**Task description:** Scan the entries for the word "label", and copy every line where it appears.

**Study material:**
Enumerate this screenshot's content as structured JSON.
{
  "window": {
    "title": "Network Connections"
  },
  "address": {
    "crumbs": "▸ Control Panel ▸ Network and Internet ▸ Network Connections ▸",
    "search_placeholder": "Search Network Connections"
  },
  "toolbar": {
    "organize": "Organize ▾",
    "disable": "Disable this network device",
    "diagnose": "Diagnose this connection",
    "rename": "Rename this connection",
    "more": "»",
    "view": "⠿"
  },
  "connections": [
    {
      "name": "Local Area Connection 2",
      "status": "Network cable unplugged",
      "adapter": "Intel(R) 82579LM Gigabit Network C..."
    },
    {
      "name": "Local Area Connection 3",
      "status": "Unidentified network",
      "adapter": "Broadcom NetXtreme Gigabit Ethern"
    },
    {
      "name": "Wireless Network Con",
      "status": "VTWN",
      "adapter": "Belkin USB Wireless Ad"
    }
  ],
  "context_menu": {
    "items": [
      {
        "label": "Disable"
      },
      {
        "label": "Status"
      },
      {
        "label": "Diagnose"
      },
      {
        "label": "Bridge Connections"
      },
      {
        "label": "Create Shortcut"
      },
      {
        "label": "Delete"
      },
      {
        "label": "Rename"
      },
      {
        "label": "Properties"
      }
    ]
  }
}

**Solution to this exercise:**
        "label": "Disable"
        "label": "Status"
        "label": "Diagnose"
        "label": "Bridge Connections"
        "label": "Create Shortcut"
        "label": "Delete"
        "label": "Rename"
        "label": "Properties"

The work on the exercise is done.